Pak trio charged with conspiracy, faces trial in UK
London: The tainted Pakistan trio of Salman Butt, Mohammad Asif and Mohammad Amir will face a trial after they were charged with conspiracy to obtain and accept corrupt payments by the UK prosecution service in the spot-fixing scandal that rocked world cricket last year.
The three cricketers, who have been suspended since September last by International Cricket Council, were today issued summons by Britain`s Crown Prosecution Service to a first hearing at City of Westminster Magistrates` Court on March 17.
Bookmaker Mazhar Majeed, who made the revelation in a `News of the World` sting operation that the three players took money to bowl deliberate no-balls during the Lord`s Test between Pakistan and England in August last year, was also charged with the same offences.
This comes after the three players and Majeed were interrogated by London Metropolitan Police. Majeed was arrested but later released. A third fast bowler, Wahab Riaz, was also interrogated.
"We have decided that Mohammad Aamer, Mohammad Asif, Salman Butt and their agent, Mazhar Majeed, should be charged with conspiracy to obtain and accept corrupt payments and also conspiracy to cheat," Simon Clements, head of the CPS Special Crime Division, said.
"These charges relate to allegations that Majeed accepted money from a third party to arrange for the players to bowl `no balls` on 26 and 27 August 2010, during Pakistan`s fourth Test at Lord`s Cricket Ground in London.”
"I would remind everyone that these men are entitled to a fair trial and should be regarded as innocent of these charges unless it is proven otherwise in court. ICC tribunal is due to announce its decision tomorrow, but criminal proceedings are active now. It is extremely important that nothing should be reported which could prejudice the trial," he said.

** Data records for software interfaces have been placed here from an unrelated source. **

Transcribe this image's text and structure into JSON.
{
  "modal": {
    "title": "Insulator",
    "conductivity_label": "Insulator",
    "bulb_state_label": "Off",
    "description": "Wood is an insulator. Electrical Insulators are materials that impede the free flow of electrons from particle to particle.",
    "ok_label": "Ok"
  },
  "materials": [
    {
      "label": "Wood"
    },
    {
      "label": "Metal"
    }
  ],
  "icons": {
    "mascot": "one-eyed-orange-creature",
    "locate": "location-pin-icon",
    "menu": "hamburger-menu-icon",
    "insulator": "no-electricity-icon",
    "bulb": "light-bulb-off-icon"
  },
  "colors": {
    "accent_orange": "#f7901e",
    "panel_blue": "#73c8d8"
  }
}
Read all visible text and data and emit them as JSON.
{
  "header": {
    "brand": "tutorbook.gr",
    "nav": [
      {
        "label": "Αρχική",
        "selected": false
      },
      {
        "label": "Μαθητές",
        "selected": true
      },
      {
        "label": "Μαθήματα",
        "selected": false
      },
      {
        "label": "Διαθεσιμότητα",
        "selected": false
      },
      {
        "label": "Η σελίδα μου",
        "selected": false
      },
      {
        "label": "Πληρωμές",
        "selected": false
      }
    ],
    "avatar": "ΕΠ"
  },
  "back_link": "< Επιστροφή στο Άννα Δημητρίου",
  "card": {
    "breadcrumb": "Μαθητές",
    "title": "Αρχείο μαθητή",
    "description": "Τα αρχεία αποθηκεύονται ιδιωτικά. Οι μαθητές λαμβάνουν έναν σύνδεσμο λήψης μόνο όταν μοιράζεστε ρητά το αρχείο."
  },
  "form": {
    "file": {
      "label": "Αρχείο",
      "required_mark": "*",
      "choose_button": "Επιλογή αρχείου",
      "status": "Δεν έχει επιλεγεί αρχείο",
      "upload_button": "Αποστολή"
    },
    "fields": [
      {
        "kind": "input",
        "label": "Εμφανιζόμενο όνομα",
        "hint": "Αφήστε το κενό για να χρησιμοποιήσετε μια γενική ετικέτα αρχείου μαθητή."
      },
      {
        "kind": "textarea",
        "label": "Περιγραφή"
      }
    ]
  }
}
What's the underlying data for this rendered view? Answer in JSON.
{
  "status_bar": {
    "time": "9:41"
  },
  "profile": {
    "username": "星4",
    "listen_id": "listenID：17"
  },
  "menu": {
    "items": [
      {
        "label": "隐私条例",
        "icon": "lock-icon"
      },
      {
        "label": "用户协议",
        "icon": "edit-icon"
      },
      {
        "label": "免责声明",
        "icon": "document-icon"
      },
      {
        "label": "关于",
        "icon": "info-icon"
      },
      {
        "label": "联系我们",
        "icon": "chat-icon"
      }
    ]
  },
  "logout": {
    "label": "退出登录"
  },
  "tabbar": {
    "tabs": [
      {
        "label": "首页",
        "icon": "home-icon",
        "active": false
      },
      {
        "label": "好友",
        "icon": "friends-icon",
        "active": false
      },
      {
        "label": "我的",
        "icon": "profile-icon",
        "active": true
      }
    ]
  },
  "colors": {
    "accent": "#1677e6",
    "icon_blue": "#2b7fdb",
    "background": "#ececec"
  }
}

The framing of the charges came just a day before an International Cricket Council tribunal announces its conclusions on the case in Doha tomorrow. The tribunal interrogated the players over 45 hours in Doha last month.
Clements said his organisation, which was responsible for prosecuting criminal cases investigated by British police, believed it had sufficient evident to convict the players and they could be subject to extradition proceedings if they do not return to Britain next month.
"Majeed has been summonsed to appear for a first hearing at City of Westminster Magistrates` Court on 17 March. Summonses for the same court date have been issued for the three players and they have been asked to return to this country voluntarily, as they agreed to do in September last year. Their extradition will be sought should they fail to return," Clements said.
"The Crown Prosecution Service has been working closely with the Metropolitan Police Service since the allegations of match-fixing became public on 29 August 2010. We received a full file of evidence on 7 December 2010 and we are satisfied there is sufficient evidence for a realistic prospect of conviction and it is in the public interest to prosecute," he said.
The players have been suspended by ICC from all forms of cricket since September 3 after the British tabloid alleged they bowled no-balls at prearranged times during the fourth Test at Lord`s to fix spot-betting markets.
The trio was alleged to have obtained 150,000 pounds (USD 241,000) through Majeed who was believed to have accepted 50,000 pound to set up the deal.